- **Data section**
⟨
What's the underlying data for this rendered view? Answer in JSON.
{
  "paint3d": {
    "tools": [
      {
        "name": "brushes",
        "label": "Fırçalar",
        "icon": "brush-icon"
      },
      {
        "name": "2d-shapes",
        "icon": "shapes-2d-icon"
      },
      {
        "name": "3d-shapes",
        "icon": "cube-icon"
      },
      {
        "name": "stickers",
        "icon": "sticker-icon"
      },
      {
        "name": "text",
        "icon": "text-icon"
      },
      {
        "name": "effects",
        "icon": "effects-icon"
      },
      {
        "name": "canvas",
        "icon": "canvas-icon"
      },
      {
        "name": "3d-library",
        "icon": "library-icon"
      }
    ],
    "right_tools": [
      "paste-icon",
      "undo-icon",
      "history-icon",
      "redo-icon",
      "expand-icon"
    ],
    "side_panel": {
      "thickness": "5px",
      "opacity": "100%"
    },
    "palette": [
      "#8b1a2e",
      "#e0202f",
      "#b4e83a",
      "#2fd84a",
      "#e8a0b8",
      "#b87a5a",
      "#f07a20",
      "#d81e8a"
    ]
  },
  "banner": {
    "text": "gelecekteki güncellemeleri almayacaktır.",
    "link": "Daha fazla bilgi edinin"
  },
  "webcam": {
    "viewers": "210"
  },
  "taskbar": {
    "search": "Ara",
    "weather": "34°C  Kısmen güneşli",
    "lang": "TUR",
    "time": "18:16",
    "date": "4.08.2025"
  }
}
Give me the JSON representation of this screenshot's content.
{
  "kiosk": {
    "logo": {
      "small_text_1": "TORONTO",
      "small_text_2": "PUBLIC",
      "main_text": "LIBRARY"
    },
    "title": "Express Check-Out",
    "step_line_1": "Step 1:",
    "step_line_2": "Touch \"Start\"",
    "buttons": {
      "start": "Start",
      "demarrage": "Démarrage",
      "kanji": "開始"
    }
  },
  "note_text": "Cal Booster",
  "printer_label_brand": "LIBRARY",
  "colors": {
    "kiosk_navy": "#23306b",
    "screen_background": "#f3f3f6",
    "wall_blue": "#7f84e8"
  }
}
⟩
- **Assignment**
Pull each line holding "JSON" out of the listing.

- **Task response**
What's the underlying data for this rendered view? Answer in JSON.
Give me the JSON representation of this screenshot's content.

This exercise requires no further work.